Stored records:
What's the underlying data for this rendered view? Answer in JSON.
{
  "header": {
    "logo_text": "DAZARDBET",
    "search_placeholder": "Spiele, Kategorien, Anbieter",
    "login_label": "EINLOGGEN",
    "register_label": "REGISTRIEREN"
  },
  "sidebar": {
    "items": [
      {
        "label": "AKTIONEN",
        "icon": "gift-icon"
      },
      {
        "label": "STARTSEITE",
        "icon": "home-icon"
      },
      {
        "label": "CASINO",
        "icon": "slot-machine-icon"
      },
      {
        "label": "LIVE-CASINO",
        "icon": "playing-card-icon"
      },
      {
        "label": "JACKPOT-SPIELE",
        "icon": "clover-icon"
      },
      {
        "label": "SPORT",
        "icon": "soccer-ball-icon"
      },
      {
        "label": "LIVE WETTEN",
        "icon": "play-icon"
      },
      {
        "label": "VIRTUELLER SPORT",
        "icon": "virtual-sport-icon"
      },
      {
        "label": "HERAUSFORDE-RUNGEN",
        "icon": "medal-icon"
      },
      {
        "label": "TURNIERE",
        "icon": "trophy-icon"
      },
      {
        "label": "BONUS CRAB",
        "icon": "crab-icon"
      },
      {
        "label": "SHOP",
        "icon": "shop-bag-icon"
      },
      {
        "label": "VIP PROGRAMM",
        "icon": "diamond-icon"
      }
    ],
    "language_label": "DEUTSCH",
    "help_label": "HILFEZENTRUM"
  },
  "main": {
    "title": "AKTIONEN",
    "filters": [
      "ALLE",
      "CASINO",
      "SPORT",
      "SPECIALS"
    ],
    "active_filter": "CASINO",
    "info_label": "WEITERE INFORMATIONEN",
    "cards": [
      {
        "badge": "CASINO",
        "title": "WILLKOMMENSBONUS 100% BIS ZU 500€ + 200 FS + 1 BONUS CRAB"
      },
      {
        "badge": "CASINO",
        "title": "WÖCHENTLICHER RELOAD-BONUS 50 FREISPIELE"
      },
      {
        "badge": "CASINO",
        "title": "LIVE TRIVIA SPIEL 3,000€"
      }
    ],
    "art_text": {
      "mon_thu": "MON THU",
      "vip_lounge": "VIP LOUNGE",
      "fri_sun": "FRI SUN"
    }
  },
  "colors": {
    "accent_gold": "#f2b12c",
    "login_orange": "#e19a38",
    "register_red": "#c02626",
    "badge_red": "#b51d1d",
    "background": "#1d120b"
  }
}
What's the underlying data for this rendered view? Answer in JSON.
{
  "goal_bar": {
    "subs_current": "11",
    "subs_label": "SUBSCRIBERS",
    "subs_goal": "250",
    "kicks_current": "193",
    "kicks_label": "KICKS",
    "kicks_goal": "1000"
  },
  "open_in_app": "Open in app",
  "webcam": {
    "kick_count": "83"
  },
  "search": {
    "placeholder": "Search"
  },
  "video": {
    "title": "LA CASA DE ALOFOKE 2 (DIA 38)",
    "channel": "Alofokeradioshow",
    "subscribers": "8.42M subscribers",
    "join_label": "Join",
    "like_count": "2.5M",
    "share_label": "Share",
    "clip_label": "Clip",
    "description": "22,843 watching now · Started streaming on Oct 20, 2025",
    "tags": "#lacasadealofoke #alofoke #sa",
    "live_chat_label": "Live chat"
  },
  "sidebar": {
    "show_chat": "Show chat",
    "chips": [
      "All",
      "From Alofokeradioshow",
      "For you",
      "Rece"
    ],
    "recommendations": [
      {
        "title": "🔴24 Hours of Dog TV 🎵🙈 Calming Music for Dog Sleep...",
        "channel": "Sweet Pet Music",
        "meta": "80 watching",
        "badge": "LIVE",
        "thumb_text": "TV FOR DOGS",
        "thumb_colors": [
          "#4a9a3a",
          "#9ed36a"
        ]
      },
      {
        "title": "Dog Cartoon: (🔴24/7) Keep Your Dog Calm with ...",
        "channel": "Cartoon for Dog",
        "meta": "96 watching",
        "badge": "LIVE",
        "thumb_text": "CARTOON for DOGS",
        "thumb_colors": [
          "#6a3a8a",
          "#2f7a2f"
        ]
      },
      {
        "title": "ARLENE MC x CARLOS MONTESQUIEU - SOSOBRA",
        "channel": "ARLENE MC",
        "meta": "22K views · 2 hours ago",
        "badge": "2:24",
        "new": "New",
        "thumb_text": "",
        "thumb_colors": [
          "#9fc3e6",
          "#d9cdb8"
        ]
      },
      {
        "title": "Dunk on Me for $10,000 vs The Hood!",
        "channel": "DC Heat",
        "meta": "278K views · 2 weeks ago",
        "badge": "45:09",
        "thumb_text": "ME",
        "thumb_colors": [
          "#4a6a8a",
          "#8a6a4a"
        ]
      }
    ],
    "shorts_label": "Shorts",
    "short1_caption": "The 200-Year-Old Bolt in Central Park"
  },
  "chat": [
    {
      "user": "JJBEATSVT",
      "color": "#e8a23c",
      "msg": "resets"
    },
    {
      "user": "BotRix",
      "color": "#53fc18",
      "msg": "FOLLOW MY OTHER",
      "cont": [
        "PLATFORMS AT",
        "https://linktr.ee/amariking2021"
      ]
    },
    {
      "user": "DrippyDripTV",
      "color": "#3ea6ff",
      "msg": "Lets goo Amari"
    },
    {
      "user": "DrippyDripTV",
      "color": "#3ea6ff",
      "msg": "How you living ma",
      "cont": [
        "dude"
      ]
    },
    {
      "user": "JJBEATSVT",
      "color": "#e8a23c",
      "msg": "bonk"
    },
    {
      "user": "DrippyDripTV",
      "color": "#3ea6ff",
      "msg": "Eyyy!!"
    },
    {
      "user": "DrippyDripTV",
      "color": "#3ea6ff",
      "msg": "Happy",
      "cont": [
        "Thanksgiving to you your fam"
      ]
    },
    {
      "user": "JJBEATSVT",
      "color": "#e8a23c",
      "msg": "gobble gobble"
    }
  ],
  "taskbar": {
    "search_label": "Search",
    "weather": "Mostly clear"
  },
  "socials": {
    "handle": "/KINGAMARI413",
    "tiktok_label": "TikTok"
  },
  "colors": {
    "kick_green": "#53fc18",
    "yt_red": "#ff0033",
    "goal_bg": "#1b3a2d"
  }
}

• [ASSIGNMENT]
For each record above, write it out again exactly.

• [RESPONSE TO THIS EXERCISE]
What's the underlying data for this rendered view? Answer in JSON.
{
  "header": {
    "logo_text": "DAZARDBET",
    "search_placeholder": "Spiele, Kategorien, Anbieter",
    "login_label": "EINLOGGEN",
    "register_label": "REGISTRIEREN"
  },
  "sidebar": {
    "items": [
      {
        "label": "AKTIONEN",
        "icon": "gift-icon"
      },
      {
        "label": "STARTSEITE",
        "icon": "home-icon"
      },
      {
        "label": "CASINO",
        "icon": "slot-machine-icon"
      },
      {
        "label": "LIVE-CASINO",
        "icon": "playing-card-icon"
      },
      {
        "label": "JACKPOT-SPIELE",
        "icon": "clover-icon"
      },
      {
        "label": "SPORT",
        "icon": "soccer-ball-icon"
      },
      {
        "label": "LIVE WETTEN",
        "icon": "play-icon"
      },
      {
        "label": "VIRTUELLER SPORT",
        "icon": "virtual-sport-icon"
      },
      {
        "label": "HERAUSFORDE-RUNGEN",
        "icon": "medal-icon"
      },
      {
        "label": "TURNIERE",
        "icon": "trophy-icon"
      },
      {
        "label": "BONUS CRAB",
        "icon": "crab-icon"
      },
      {
        "label": "SHOP",
        "icon": "shop-bag-icon"
      },
      {
        "label": "VIP PROGRAMM",
        "icon": "diamond-icon"
      }
    ],
    "language_label": "DEUTSCH",
    "help_label": "HILFEZENTRUM"
  },
  "main": {
    "title": "AKTIONEN",
    "filters": [
      "ALLE",
      "CASINO",
      "SPORT",
      "SPECIALS"
    ],
    "active_filter": "CASINO",
    "info_label": "WEITERE INFORMATIONEN",
    "cards": [
      {
        "badge": "CASINO",
        "title": "WILLKOMMENSBONUS 100% BIS ZU 500€ + 200 FS + 1 BONUS CRAB"
      },
      {
        "badge": "CASINO",
        "title": "WÖCHENTLICHER RELOAD-BONUS 50 FREISPIELE"
      },
      {
        "badge": "CASINO",
        "title": "LIVE TRIVIA SPIEL 3,000€"
      }
    ],
    "art_text": {
      "mon_thu": "MON THU",
      "vip_lounge": "VIP LOUNGE",
      "fri_sun": "FRI SUN"
    }
  },
  "colors": {
    "accent_gold": "#f2b12c",
    "login_orange": "#e19a38",
    "register_red": "#c02626",
    "badge_red": "#b51d1d",
    "background": "#1d120b"
  }
}
What's the underlying data for this rendered view? Answer in JSON.
{
  "goal_bar": {
    "subs_current": "11",
    "subs_label": "SUBSCRIBERS",
    "subs_goal": "250",
    "kicks_current": "193",
    "kicks_label": "KICKS",
    "kicks_goal": "1000"
  },
  "open_in_app": "Open in app",
  "webcam": {
    "kick_count": "83"
  },
  "search": {
    "placeholder": "Search"
  },
  "video": {
    "title": "LA CASA DE ALOFOKE 2 (DIA 38)",
    "channel": "Alofokeradioshow",
    "subscribers": "8.42M subscribers",
    "join_label": "Join",
    "like_count": "2.5M",
    "share_label": "Share",
    "clip_label": "Clip",
    "description": "22,843 watching now · Started streaming on Oct 20, 2025",
    "tags": "#lacasadealofoke #alofoke #sa",
    "live_chat_label": "Live chat"
  },
  "sidebar": {
    "show_chat": "Show chat",
    "chips": [
      "All",
      "From Alofokeradioshow",
      "For you",
      "Rece"
    ],
    "recommendations": [
      {
        "title": "🔴24 Hours of Dog TV 🎵🙈 Calming Music for Dog Sleep...",
        "channel": "Sweet Pet Music",
        "meta": "80 watching",
        "badge": "LIVE",
        "thumb_text": "TV FOR DOGS",
        "thumb_colors": [
          "#4a9a3a",
          "#9ed36a"
        ]
      },
      {
        "title": "Dog Cartoon: (🔴24/7) Keep Your Dog Calm with ...",
        "channel": "Cartoon for Dog",
        "meta": "96 watching",
        "badge": "LIVE",
        "thumb_text": "CARTOON for DOGS",
        "thumb_colors": [
          "#6a3a8a",
          "#2f7a2f"
        ]
      },
      {
        "title": "ARLENE MC x CARLOS MONTESQUIEU - SOSOBRA",
        "channel": "ARLENE MC",
        "meta": "22K views · 2 hours ago",
        "badge": "2:24",
        "new": "New",
        "thumb_text": "",
        "thumb_colors": [
          "#9fc3e6",
          "#d9cdb8"
        ]
      },
      {
        "title": "Dunk on Me for $10,000 vs The Hood!",
        "channel": "DC Heat",
        "meta": "278K views · 2 weeks ago",
        "badge": "45:09",
        "thumb_text": "ME",
        "thumb_colors": [
          "#4a6a8a",
          "#8a6a4a"
        ]
      }
    ],
    "shorts_label": "Shorts",
    "short1_caption": "The 200-Year-Old Bolt in Central Park"
  },
  "chat": [
    {
      "user": "JJBEATSVT",
      "color": "#e8a23c",
      "msg": "resets"
    },
    {
      "user": "BotRix",
      "color": "#53fc18",
      "msg": "FOLLOW MY OTHER",
      "cont": [
        "PLATFORMS AT",
        "https://linktr.ee/amariking2021"
      ]
    },
    {
      "user": "DrippyDripTV",
      "color": "#3ea6ff",
      "msg": "Lets goo Amari"
    },
    {
      "user": "DrippyDripTV",
      "color": "#3ea6ff",
      "msg": "How you living ma",
      "cont": [
        "dude"
      ]
    },
    {
      "user": "JJBEATSVT",
      "color": "#e8a23c",
      "msg": "bonk"
    },
    {
      "user": "DrippyDripTV",
      "color": "#3ea6ff",
      "msg": "Eyyy!!"
    },
    {
      "user": "DrippyDripTV",
      "color": "#3ea6ff",
      "msg": "Happy",
      "cont": [
        "Thanksgiving to you your fam"
      ]
    },
    {
      "user": "JJBEATSVT",
      "color": "#e8a23c",
      "msg": "gobble gobble"
    }
  ],
  "taskbar": {
    "search_label": "Search",
    "weather": "Mostly clear"
  },
  "socials": {
    "handle": "/KINGAMARI413",
    "tiktok_label": "TikTok"
  },
  "colors": {
    "kick_green": "#53fc18",
    "yt_red": "#ff0033",
    "goal_bg": "#1b3a2d"
  }
}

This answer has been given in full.